REQUIREMENT =
Where a picture appears, skip it and copy everything else in the listing exactly.

AVAILABLE DATA =
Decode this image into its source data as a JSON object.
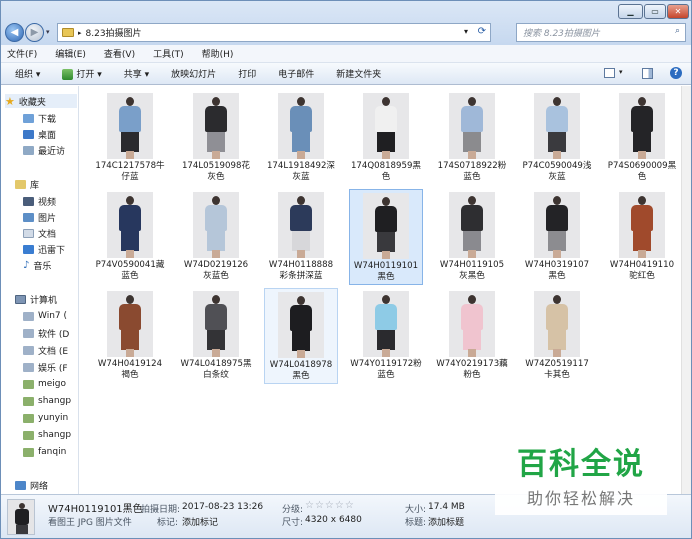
{
  "window": {
    "path": "8.23拍摄图片",
    "search_placeholder": "搜索 8.23拍摄图片",
    "controls": {
      "min": "▁",
      "max": "▭",
      "close": "✕"
    }
  },
  "menu": [
    "文件(F)",
    "编辑(E)",
    "查看(V)",
    "工具(T)",
    "帮助(H)"
  ],
  "toolbar": {
    "organize": "组织 ▾",
    "open": "打开 ▾",
    "share": "共享 ▾",
    "slideshow": "放映幻灯片",
    "print": "打印",
    "email": "电子邮件",
    "newfolder": "新建文件夹"
  },
  "nav": {
    "favorites": {
      "title": "收藏夹",
      "items": [
        "下载",
        "桌面",
        "最近访"
      ]
    },
    "library": {
      "title": "库",
      "items": [
        "视频",
        "图片",
        "文档",
        "迅雷下",
        "音乐"
      ]
    },
    "computer": {
      "title": "计算机",
      "items": [
        "Win7 (",
        "软件 (D",
        "文档 (E",
        "娱乐 (F",
        "meigo",
        "shangp",
        "yunyin",
        "shangp",
        "fanqin"
      ]
    },
    "network": {
      "title": "网络"
    }
  },
  "files": [
    {
      "name": "174C1217578牛仔蓝",
      "top": "#7a9fc9",
      "bottom": "#2a2a2e"
    },
    {
      "name": "174L0519098花灰色",
      "top": "#2b2b2e",
      "bottom": "#8f8f95"
    },
    {
      "name": "174L1918492深灰蓝",
      "top": "#6a8fb8",
      "bottom": "#6a8fb8"
    },
    {
      "name": "174Q0818959黑色",
      "top": "#f0f0f0",
      "bottom": "#1f1f22"
    },
    {
      "name": "174S0718922粉蓝色",
      "top": "#9fb8d8",
      "bottom": "#8b8b8e"
    },
    {
      "name": "P74C0590049浅灰蓝",
      "top": "#a9c2de",
      "bottom": "#3a3a3e"
    },
    {
      "name": "P74S0690009黑色",
      "top": "#242427",
      "bottom": "#242427"
    },
    {
      "name": "P74V0590041藏蓝色",
      "top": "#27375e",
      "bottom": "#27375e"
    },
    {
      "name": "W74D0219126灰蓝色",
      "top": "#b5c6d9",
      "bottom": "#b5c6d9"
    },
    {
      "name": "W74H0118888彩条拼深蓝",
      "top": "#2c3a5a",
      "bottom": "#d7d7da"
    },
    {
      "name": "W74H0119101黑色",
      "top": "#1f1f22",
      "bottom": "#39393d"
    },
    {
      "name": "W74H0119105灰黑色",
      "top": "#2e2e31",
      "bottom": "#8a8a8f"
    },
    {
      "name": "W74H0319107黑色",
      "top": "#232326",
      "bottom": "#8c8c90"
    },
    {
      "name": "W74H0419110驼红色",
      "top": "#a04a2c",
      "bottom": "#a04a2c"
    },
    {
      "name": "W74H0419124褐色",
      "top": "#8a4a30",
      "bottom": "#8a4a30"
    },
    {
      "name": "W74L0418975黑白条纹",
      "top": "#505055",
      "bottom": "#333336"
    },
    {
      "name": "W74L0418978黑色",
      "top": "#1d1d20",
      "bottom": "#1d1d20"
    },
    {
      "name": "W74Y0119172粉蓝色",
      "top": "#8ecbe6",
      "bottom": "#2a2a2e"
    },
    {
      "name": "W74Y0219173藕粉色",
      "top": "#f0c4cf",
      "bottom": "#f0c4cf"
    },
    {
      "name": "W74Z0519117卡其色",
      "top": "#d6c2a6",
      "bottom": "#d6c2a6"
    }
  ],
  "details": {
    "filename": "W74H0119101黑色",
    "filetype": "看图王 JPG 图片文件",
    "date_label": "拍摄日期:",
    "date": "2017-08-23 13:26",
    "tag_label": "标记:",
    "tag": "添加标记",
    "rating_label": "分级:",
    "rating": 0,
    "rating_max": 5,
    "size_label": "大小:",
    "size": "17.4 MB",
    "dim_label": "尺寸:",
    "dim": "4320 x 6480",
    "title_label": "标题:",
    "title": "添加标题"
  },
  "watermark": {
    "title": "百科全说",
    "subtitle": "助你轻松解决"
  }
}
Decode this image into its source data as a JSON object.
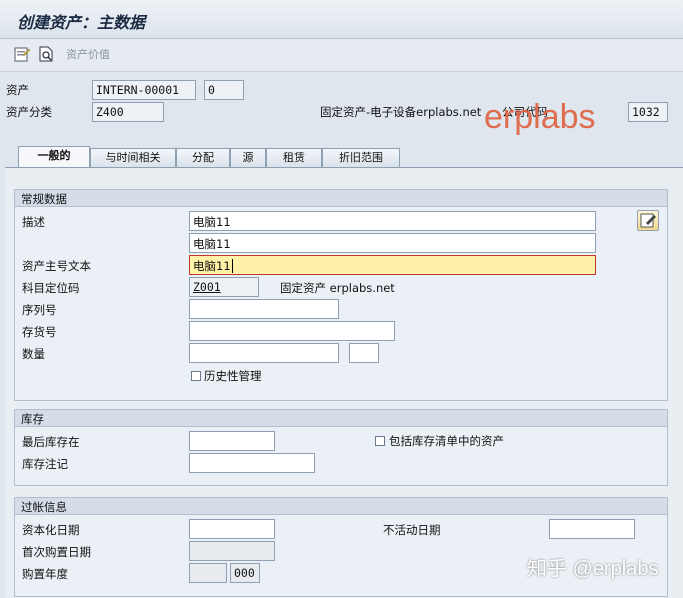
{
  "window": {
    "title": "创建资产：主数据"
  },
  "toolbar": {
    "asset_value_label": "资产价值"
  },
  "header": {
    "asset_label": "资产",
    "asset_number": "INTERN-00001",
    "asset_subnumber": "0",
    "asset_class_label": "资产分类",
    "asset_class": "Z400",
    "asset_class_desc": "固定资产-电子设备erplabs.net",
    "company_code_label": "公司代码",
    "company_code": "1032"
  },
  "tabs": [
    {
      "label": "一般的"
    },
    {
      "label": "与时间相关"
    },
    {
      "label": "分配"
    },
    {
      "label": "源"
    },
    {
      "label": "租赁"
    },
    {
      "label": "折旧范围"
    }
  ],
  "general": {
    "title": "常规数据",
    "description_label": "描述",
    "description1": "电脑11",
    "description2": "电脑11",
    "main_text_label": "资产主号文本",
    "main_text": "电脑11",
    "account_determination_label": "科目定位码",
    "account_determination": "Z001",
    "account_determination_desc": "固定资产 erplabs.net",
    "serial_label": "序列号",
    "serial": "",
    "inventory_label": "存货号",
    "inventory": "",
    "quantity_label": "数量",
    "quantity": "",
    "unit": "",
    "history_label": "历史性管理"
  },
  "inventory": {
    "title": "库存",
    "last_inventory_label": "最后库存在",
    "last_inventory": "",
    "include_label": "包括库存清单中的资产",
    "note_label": "库存注记",
    "note": ""
  },
  "posting": {
    "title": "过帐信息",
    "cap_date_label": "资本化日期",
    "cap_date": "",
    "deactivation_label": "不活动日期",
    "deactivation": "",
    "first_acq_label": "首次购置日期",
    "first_acq": "",
    "acq_year_label": "购置年度",
    "acq_year": "",
    "acq_period": "000"
  },
  "watermarks": {
    "red": "erplabs",
    "bottom": "知乎 @erplabs"
  }
}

RESULT OF THIS TASK =
Decode this image into its source data as a JSON object.
{
  "window": {
    "path": "8.23拍摄图片",
    "search_placeholder": "搜索 8.23拍摄图片",
    "controls": {
      "min": "▁",
      "max": "▭",
      "close": "✕"
    }
  },
  "menu": [
    "文件(F)",
    "编辑(E)",
    "查看(V)",
    "工具(T)",
    "帮助(H)"
  ],
  "toolbar": {
    "organize": "组织 ▾",
    "open": "打开 ▾",
    "share": "共享 ▾",
    "slideshow": "放映幻灯片",
    "print": "打印",
    "email": "电子邮件",
    "newfolder": "新建文件夹"
  },
  "nav": {
    "favorites": {
      "title": "收藏夹",
      "items": [
        "下载",
        "桌面",
        "最近访"
      ]
    },
    "library": {
      "title": "库",
      "items": [
        "视频",
        "图片",
        "文档",
        "迅雷下",
        "音乐"
      ]
    },
    "computer": {
      "title": "计算机",
      "items": [
        "Win7 (",
        "软件 (D",
        "文档 (E",
        "娱乐 (F",
        "meigo",
        "shangp",
        "yunyin",
        "shangp",
        "fanqin"
      ]
    },
    "network": {
      "title": "网络"
    }
  },
  "files": [
    {
      "name": "174C1217578牛仔蓝",
      "top": "#7a9fc9",
      "bottom": "#2a2a2e"
    },
    {
      "name": "174L0519098花灰色",
      "top": "#2b2b2e",
      "bottom": "#8f8f95"
    },
    {
      "name": "174L1918492深灰蓝",
      "top": "#6a8fb8",
      "bottom": "#6a8fb8"
    },
    {
      "name": "174Q0818959黑色",
      "top": "#f0f0f0",
      "bottom": "#1f1f22"
    },
    {
      "name": "174S0718922粉蓝色",
      "top": "#9fb8d8",
      "bottom": "#8b8b8e"
    },
    {
      "name": "P74C0590049浅灰蓝",
      "top": "#a9c2de",
      "bottom": "#3a3a3e"
    },
    {
      "name": "P74S0690009黑色",
      "top": "#242427",
      "bottom": "#242427"
    },
    {
      "name": "P74V0590041藏蓝色",
      "top": "#27375e",
      "bottom": "#27375e"
    },
    {
      "name": "W74D0219126灰蓝色",
      "top": "#b5c6d9",
      "bottom": "#b5c6d9"
    },
    {
      "name": "W74H0118888彩条拼深蓝",
      "top": "#2c3a5a",
      "bottom": "#d7d7da"
    },
    {
      "name": "W74H0119101黑色",
      "top": "#1f1f22",
      "bottom": "#39393d"
    },
    {
      "name": "W74H0119105灰黑色",
      "top": "#2e2e31",
      "bottom": "#8a8a8f"
    },
    {
      "name": "W74H0319107黑色",
      "top": "#232326",
      "bottom": "#8c8c90"
    },
    {
      "name": "W74H0419110驼红色",
      "top": "#a04a2c",
      "bottom": "#a04a2c"
    },
    {
      "name": "W74H0419124褐色",
      "top": "#8a4a30",
      "bottom": "#8a4a30"
    },
    {
      "name": "W74L0418975黑白条纹",
      "top": "#505055",
      "bottom": "#333336"
    },
    {
      "name": "W74L0418978黑色",
      "top": "#1d1d20",
      "bottom": "#1d1d20"
    },
    {
      "name": "W74Y0119172粉蓝色",
      "top": "#8ecbe6",
      "bottom": "#2a2a2e"
    },
    {
      "name": "W74Y0219173藕粉色",
      "top": "#f0c4cf",
      "bottom": "#f0c4cf"
    },
    {
      "name": "W74Z0519117卡其色",
      "top": "#d6c2a6",
      "bottom": "#d6c2a6"
    }
  ],
  "details": {
    "filename": "W74H0119101黑色",
    "filetype": "看图王 JPG 图片文件",
    "date_label": "拍摄日期:",
    "date": "2017-08-23 13:26",
    "tag_label": "标记:",
    "tag": "添加标记",
    "rating_label": "分级:",
    "rating": 0,
    "rating_max": 5,
    "size_label": "大小:",
    "size": "17.4 MB",
    "dim_label": "尺寸:",
    "dim": "4320 x 6480",
    "title_label": "标题:",
    "title": "添加标题"
  },
  "watermark": {
    "title": "百科全说",
    "subtitle": "助你轻松解决"
  }
}
Decode this image into its source data as a JSON object.
{
  "window": {
    "title": "创建资产：主数据"
  },
  "toolbar": {
    "asset_value_label": "资产价值"
  },
  "header": {
    "asset_label": "资产",
    "asset_number": "INTERN-00001",
    "asset_subnumber": "0",
    "asset_class_label": "资产分类",
    "asset_class": "Z400",
    "asset_class_desc": "固定资产-电子设备erplabs.net",
    "company_code_label": "公司代码",
    "company_code": "1032"
  },
  "tabs": [
    {
      "label": "一般的"
    },
    {
      "label": "与时间相关"
    },
    {
      "label": "分配"
    },
    {
      "label": "源"
    },
    {
      "label": "租赁"
    },
    {
      "label": "折旧范围"
    }
  ],
  "general": {
    "title": "常规数据",
    "description_label": "描述",
    "description1": "电脑11",
    "description2": "电脑11",
    "main_text_label": "资产主号文本",
    "main_text": "电脑11",
    "account_determination_label": "科目定位码",
    "account_determination": "Z001",
    "account_determination_desc": "固定资产 erplabs.net",
    "serial_label": "序列号",
    "serial": "",
    "inventory_label": "存货号",
    "inventory": "",
    "quantity_label": "数量",
    "quantity": "",
    "unit": "",
    "history_label": "历史性管理"
  },
  "inventory": {
    "title": "库存",
    "last_inventory_label": "最后库存在",
    "last_inventory": "",
    "include_label": "包括库存清单中的资产",
    "note_label": "库存注记",
    "note": ""
  },
  "posting": {
    "title": "过帐信息",
    "cap_date_label": "资本化日期",
    "cap_date": "",
    "deactivation_label": "不活动日期",
    "deactivation": "",
    "first_acq_label": "首次购置日期",
    "first_acq": "",
    "acq_year_label": "购置年度",
    "acq_year": "",
    "acq_period": "000"
  },
  "watermarks": {
    "red": "erplabs",
    "bottom": "知乎 @erplabs"
  }
}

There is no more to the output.